#### Directions
How many lines in the records below contain the string "image"? Answer with the number alone.

[Stored items from a collection]
[Start of Attachment]

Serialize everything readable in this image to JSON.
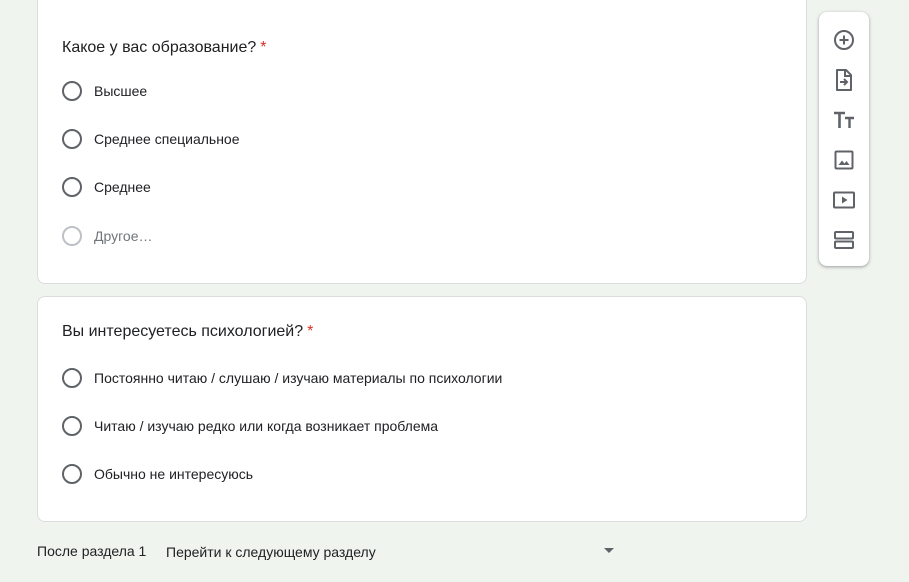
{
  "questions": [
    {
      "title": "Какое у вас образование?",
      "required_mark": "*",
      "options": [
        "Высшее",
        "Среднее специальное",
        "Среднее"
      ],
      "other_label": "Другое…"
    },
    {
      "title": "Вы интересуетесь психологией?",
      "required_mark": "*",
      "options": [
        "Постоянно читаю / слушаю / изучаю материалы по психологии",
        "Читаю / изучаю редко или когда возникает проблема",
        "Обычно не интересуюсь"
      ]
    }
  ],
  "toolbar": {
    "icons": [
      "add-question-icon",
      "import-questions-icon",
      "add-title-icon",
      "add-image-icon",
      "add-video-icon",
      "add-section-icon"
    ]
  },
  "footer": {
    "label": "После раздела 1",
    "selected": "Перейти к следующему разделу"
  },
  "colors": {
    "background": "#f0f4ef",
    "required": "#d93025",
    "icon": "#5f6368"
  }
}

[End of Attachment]

#### Result of the task
2